(TASK TO COMPLETE) Can you output the records below exactly as they are written?

(DATASET RECORDS begins)

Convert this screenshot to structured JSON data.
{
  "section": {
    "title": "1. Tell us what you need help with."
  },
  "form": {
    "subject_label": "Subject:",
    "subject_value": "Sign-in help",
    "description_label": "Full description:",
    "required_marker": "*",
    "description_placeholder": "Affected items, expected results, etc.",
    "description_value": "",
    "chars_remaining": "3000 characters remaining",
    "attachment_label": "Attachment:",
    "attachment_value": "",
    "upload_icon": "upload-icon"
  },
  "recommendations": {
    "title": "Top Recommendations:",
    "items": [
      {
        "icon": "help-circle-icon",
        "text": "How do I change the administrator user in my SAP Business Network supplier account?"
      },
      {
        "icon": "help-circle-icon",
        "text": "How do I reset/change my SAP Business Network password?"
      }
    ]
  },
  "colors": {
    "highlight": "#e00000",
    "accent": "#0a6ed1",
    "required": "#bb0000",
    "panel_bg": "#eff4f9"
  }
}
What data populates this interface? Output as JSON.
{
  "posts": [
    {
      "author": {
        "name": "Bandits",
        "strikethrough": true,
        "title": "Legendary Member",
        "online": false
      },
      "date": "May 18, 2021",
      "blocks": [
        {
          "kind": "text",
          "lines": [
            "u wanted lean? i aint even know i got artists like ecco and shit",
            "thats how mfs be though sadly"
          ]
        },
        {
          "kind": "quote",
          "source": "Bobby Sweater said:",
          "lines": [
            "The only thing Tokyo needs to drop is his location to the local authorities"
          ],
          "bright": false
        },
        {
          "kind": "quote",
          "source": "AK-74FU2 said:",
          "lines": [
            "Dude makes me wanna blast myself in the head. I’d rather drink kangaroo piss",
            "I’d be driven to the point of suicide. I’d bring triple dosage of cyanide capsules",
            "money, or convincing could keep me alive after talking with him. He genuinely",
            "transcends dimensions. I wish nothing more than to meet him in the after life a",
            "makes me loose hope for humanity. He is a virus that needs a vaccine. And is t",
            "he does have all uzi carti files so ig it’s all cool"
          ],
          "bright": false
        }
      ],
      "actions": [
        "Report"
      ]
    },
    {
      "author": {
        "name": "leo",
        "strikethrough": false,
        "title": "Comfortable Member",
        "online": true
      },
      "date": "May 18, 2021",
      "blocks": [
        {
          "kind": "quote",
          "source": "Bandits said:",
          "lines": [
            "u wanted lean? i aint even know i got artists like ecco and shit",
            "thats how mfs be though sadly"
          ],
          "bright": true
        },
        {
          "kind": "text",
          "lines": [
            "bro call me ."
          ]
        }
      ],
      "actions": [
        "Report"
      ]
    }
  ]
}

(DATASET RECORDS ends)

(RESULT OF THE EXERCISE)
Convert this screenshot to structured JSON data.
{
  "section": {
    "title": "1. Tell us what you need help with."
  },
  "form": {
    "subject_label": "Subject:",
    "subject_value": "Sign-in help",
    "description_label": "Full description:",
    "required_marker": "*",
    "description_placeholder": "Affected items, expected results, etc.",
    "description_value": "",
    "chars_remaining": "3000 characters remaining",
    "attachment_label": "Attachment:",
    "attachment_value": "",
    "upload_icon": "upload-icon"
  },
  "recommendations": {
    "title": "Top Recommendations:",
    "items": [
      {
        "icon": "help-circle-icon",
        "text": "How do I change the administrator user in my SAP Business Network supplier account?"
      },
      {
        "icon": "help-circle-icon",
        "text": "How do I reset/change my SAP Business Network password?"
      }
    ]
  },
  "colors": {
    "highlight": "#e00000",
    "accent": "#0a6ed1",
    "required": "#bb0000",
    "panel_bg": "#eff4f9"
  }
}
What data populates this interface? Output as JSON.
{
  "posts": [
    {
      "author": {
        "name": "Bandits",
        "strikethrough": true,
        "title": "Legendary Member",
        "online": false
      },
      "date": "May 18, 2021",
      "blocks": [
        {
          "kind": "text",
          "lines": [
            "u wanted lean? i aint even know i got artists like ecco and shit",
            "thats how mfs be though sadly"
          ]
        },
        {
          "kind": "quote",
          "source": "Bobby Sweater said:",
          "lines": [
            "The only thing Tokyo needs to drop is his location to the local authorities"
          ],
          "bright": false
        },
        {
          "kind": "quote",
          "source": "AK-74FU2 said:",
          "lines": [
            "Dude makes me wanna blast myself in the head. I’d rather drink kangaroo piss",
            "I’d be driven to the point of suicide. I’d bring triple dosage of cyanide capsules",
            "money, or convincing could keep me alive after talking with him. He genuinely",
            "transcends dimensions. I wish nothing more than to meet him in the after life a",
            "makes me loose hope for humanity. He is a virus that needs a vaccine. And is t",
            "he does have all uzi carti files so ig it’s all cool"
          ],
          "bright": false
        }
      ],
      "actions": [
        "Report"
      ]
    },
    {
      "author": {
        "name": "leo",
        "strikethrough": false,
        "title": "Comfortable Member",
        "online": true
      },
      "date": "May 18, 2021",
      "blocks": [
        {
          "kind": "quote",
          "source": "Bandits said:",
          "lines": [
            "u wanted lean? i aint even know i got artists like ecco and shit",
            "thats how mfs be though sadly"
          ],
          "bright": true
        },
        {
          "kind": "text",
          "lines": [
            "bro call me ."
          ]
        }
      ],
      "actions": [
        "Report"
      ]
    }
  ]
}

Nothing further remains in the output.